(RECORDS SHOWN begins)
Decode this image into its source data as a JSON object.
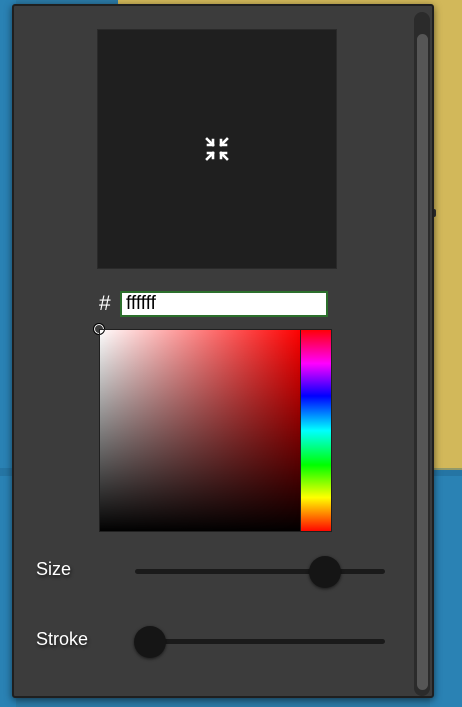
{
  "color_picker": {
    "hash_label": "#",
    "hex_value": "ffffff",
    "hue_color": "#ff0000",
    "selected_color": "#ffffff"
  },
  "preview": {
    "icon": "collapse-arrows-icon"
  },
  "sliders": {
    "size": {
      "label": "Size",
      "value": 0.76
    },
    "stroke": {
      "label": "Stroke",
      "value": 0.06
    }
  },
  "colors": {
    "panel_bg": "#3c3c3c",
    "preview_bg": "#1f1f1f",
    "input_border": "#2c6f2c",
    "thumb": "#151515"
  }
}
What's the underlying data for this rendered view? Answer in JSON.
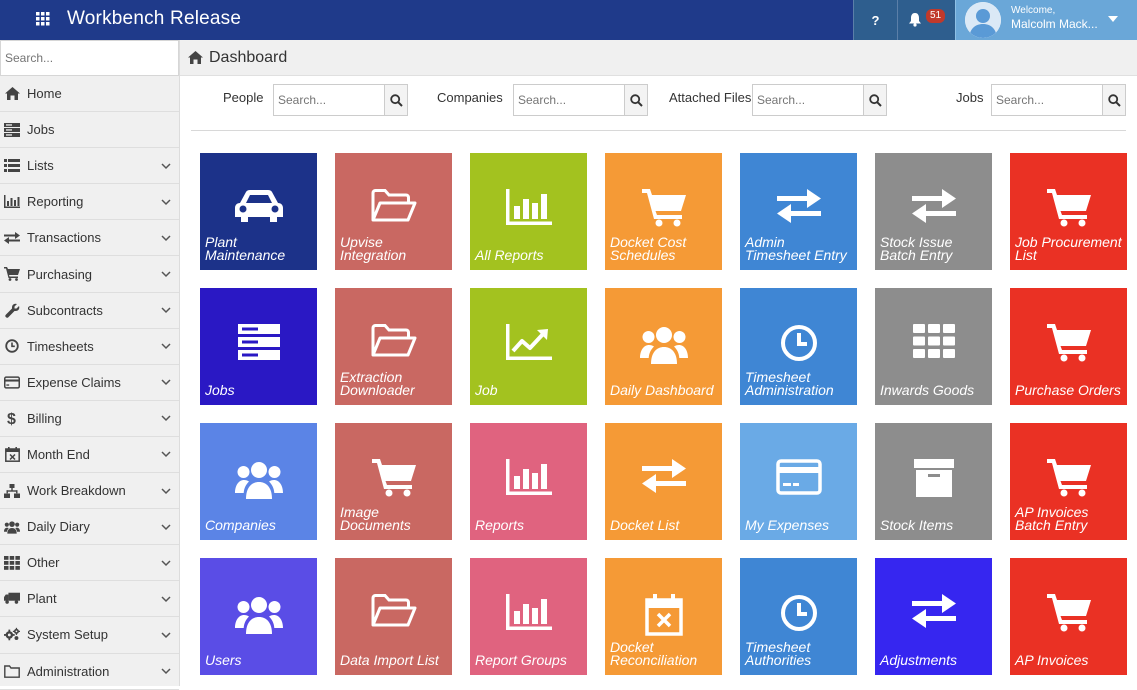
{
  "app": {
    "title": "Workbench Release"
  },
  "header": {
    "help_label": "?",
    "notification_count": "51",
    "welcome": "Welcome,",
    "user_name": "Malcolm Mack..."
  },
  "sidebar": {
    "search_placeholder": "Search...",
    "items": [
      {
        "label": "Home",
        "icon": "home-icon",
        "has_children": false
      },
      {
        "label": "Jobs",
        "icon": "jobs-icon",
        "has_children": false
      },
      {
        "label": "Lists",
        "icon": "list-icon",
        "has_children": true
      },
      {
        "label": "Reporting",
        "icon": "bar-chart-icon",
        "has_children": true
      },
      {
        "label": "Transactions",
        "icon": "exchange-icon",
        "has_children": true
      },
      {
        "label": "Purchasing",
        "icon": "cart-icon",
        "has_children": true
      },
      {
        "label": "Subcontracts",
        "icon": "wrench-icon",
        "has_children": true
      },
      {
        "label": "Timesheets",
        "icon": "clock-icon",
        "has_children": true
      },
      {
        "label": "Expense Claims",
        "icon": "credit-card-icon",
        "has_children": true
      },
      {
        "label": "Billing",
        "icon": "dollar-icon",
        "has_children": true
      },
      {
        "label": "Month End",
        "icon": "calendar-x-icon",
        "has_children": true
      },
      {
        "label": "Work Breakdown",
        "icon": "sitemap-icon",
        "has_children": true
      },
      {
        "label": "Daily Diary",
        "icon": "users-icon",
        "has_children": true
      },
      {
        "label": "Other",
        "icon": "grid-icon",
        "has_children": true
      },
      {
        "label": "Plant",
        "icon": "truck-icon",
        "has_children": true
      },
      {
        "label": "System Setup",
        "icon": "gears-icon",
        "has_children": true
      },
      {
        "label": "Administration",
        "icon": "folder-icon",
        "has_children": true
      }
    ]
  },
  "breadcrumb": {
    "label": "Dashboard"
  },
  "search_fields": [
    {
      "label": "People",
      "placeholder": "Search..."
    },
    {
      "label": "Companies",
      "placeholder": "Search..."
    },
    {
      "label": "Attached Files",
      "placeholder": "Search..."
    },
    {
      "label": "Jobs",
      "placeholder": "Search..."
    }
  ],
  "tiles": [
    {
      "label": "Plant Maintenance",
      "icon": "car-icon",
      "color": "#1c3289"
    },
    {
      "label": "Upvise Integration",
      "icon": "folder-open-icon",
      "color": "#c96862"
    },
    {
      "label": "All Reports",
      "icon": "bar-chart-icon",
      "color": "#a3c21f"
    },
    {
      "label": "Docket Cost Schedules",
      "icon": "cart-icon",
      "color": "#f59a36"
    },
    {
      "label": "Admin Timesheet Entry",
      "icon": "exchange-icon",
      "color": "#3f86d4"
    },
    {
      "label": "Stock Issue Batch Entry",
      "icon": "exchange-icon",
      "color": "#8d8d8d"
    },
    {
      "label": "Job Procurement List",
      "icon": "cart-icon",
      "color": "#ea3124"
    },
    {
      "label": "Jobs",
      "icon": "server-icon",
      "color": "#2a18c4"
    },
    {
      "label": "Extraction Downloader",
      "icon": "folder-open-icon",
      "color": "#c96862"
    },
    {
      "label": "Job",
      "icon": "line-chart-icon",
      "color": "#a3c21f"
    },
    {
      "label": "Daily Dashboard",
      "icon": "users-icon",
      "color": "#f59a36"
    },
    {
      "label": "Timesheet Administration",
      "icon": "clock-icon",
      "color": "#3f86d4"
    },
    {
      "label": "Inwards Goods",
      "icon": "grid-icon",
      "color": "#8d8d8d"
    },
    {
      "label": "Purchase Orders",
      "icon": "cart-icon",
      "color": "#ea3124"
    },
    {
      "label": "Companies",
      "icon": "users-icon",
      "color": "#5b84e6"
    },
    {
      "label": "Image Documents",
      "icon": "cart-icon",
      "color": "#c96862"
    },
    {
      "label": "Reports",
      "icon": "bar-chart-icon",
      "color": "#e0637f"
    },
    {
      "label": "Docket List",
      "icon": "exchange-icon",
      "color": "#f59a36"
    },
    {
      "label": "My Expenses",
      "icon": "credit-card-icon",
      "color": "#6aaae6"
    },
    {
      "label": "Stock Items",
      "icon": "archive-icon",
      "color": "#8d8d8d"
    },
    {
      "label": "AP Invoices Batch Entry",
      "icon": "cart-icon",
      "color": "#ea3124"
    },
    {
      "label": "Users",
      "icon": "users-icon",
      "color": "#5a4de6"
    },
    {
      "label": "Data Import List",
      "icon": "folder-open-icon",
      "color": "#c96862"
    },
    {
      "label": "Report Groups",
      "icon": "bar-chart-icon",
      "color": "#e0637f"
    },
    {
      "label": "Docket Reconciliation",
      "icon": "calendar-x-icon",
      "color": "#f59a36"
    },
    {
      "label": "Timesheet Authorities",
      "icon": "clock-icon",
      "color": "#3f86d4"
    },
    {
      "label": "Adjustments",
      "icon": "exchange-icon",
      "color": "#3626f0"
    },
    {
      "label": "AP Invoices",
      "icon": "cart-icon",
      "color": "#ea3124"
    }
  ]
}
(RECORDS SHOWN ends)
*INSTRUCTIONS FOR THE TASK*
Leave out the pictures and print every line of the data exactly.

*OUTPUT*
Decode this image into its source data as a JSON object.
{
  "color_picker": {
    "hash_label": "#",
    "hex_value": "ffffff",
    "hue_color": "#ff0000",
    "selected_color": "#ffffff"
  },
  "preview": {
    "icon": "collapse-arrows-icon"
  },
  "sliders": {
    "size": {
      "label": "Size",
      "value": 0.76
    },
    "stroke": {
      "label": "Stroke",
      "value": 0.06
    }
  },
  "colors": {
    "panel_bg": "#3c3c3c",
    "preview_bg": "#1f1f1f",
    "input_border": "#2c6f2c",
    "thumb": "#151515"
  }
}
What's the underlying data for this rendered view? Answer in JSON.
{
  "app": {
    "title": "Workbench Release"
  },
  "header": {
    "help_label": "?",
    "notification_count": "51",
    "welcome": "Welcome,",
    "user_name": "Malcolm Mack..."
  },
  "sidebar": {
    "search_placeholder": "Search...",
    "items": [
      {
        "label": "Home",
        "icon": "home-icon",
        "has_children": false
      },
      {
        "label": "Jobs",
        "icon": "jobs-icon",
        "has_children": false
      },
      {
        "label": "Lists",
        "icon": "list-icon",
        "has_children": true
      },
      {
        "label": "Reporting",
        "icon": "bar-chart-icon",
        "has_children": true
      },
      {
        "label": "Transactions",
        "icon": "exchange-icon",
        "has_children": true
      },
      {
        "label": "Purchasing",
        "icon": "cart-icon",
        "has_children": true
      },
      {
        "label": "Subcontracts",
        "icon": "wrench-icon",
        "has_children": true
      },
      {
        "label": "Timesheets",
        "icon": "clock-icon",
        "has_children": true
      },
      {
        "label": "Expense Claims",
        "icon": "credit-card-icon",
        "has_children": true
      },
      {
        "label": "Billing",
        "icon": "dollar-icon",
        "has_children": true
      },
      {
        "label": "Month End",
        "icon": "calendar-x-icon",
        "has_children": true
      },
      {
        "label": "Work Breakdown",
        "icon": "sitemap-icon",
        "has_children": true
      },
      {
        "label": "Daily Diary",
        "icon": "users-icon",
        "has_children": true
      },
      {
        "label": "Other",
        "icon": "grid-icon",
        "has_children": true
      },
      {
        "label": "Plant",
        "icon": "truck-icon",
        "has_children": true
      },
      {
        "label": "System Setup",
        "icon": "gears-icon",
        "has_children": true
      },
      {
        "label": "Administration",
        "icon": "folder-icon",
        "has_children": true
      }
    ]
  },
  "breadcrumb": {
    "label": "Dashboard"
  },
  "search_fields": [
    {
      "label": "People",
      "placeholder": "Search..."
    },
    {
      "label": "Companies",
      "placeholder": "Search..."
    },
    {
      "label": "Attached Files",
      "placeholder": "Search..."
    },
    {
      "label": "Jobs",
      "placeholder": "Search..."
    }
  ],
  "tiles": [
    {
      "label": "Plant Maintenance",
      "icon": "car-icon",
      "color": "#1c3289"
    },
    {
      "label": "Upvise Integration",
      "icon": "folder-open-icon",
      "color": "#c96862"
    },
    {
      "label": "All Reports",
      "icon": "bar-chart-icon",
      "color": "#a3c21f"
    },
    {
      "label": "Docket Cost Schedules",
      "icon": "cart-icon",
      "color": "#f59a36"
    },
    {
      "label": "Admin Timesheet Entry",
      "icon": "exchange-icon",
      "color": "#3f86d4"
    },
    {
      "label": "Stock Issue Batch Entry",
      "icon": "exchange-icon",
      "color": "#8d8d8d"
    },
    {
      "label": "Job Procurement List",
      "icon": "cart-icon",
      "color": "#ea3124"
    },
    {
      "label": "Jobs",
      "icon": "server-icon",
      "color": "#2a18c4"
    },
    {
      "label": "Extraction Downloader",
      "icon": "folder-open-icon",
      "color": "#c96862"
    },
    {
      "label": "Job",
      "icon": "line-chart-icon",
      "color": "#a3c21f"
    },
    {
      "label": "Daily Dashboard",
      "icon": "users-icon",
      "color": "#f59a36"
    },
    {
      "label": "Timesheet Administration",
      "icon": "clock-icon",
      "color": "#3f86d4"
    },
    {
      "label": "Inwards Goods",
      "icon": "grid-icon",
      "color": "#8d8d8d"
    },
    {
      "label": "Purchase Orders",
      "icon": "cart-icon",
      "color": "#ea3124"
    },
    {
      "label": "Companies",
      "icon": "users-icon",
      "color": "#5b84e6"
    },
    {
      "label": "Image Documents",
      "icon": "cart-icon",
      "color": "#c96862"
    },
    {
      "label": "Reports",
      "icon": "bar-chart-icon",
      "color": "#e0637f"
    },
    {
      "label": "Docket List",
      "icon": "exchange-icon",
      "color": "#f59a36"
    },
    {
      "label": "My Expenses",
      "icon": "credit-card-icon",
      "color": "#6aaae6"
    },
    {
      "label": "Stock Items",
      "icon": "archive-icon",
      "color": "#8d8d8d"
    },
    {
      "label": "AP Invoices Batch Entry",
      "icon": "cart-icon",
      "color": "#ea3124"
    },
    {
      "label": "Users",
      "icon": "users-icon",
      "color": "#5a4de6"
    },
    {
      "label": "Data Import List",
      "icon": "folder-open-icon",
      "color": "#c96862"
    },
    {
      "label": "Report Groups",
      "icon": "bar-chart-icon",
      "color": "#e0637f"
    },
    {
      "label": "Docket Reconciliation",
      "icon": "calendar-x-icon",
      "color": "#f59a36"
    },
    {
      "label": "Timesheet Authorities",
      "icon": "clock-icon",
      "color": "#3f86d4"
    },
    {
      "label": "Adjustments",
      "icon": "exchange-icon",
      "color": "#3626f0"
    },
    {
      "label": "AP Invoices",
      "icon": "cart-icon",
      "color": "#ea3124"
    }
  ]
}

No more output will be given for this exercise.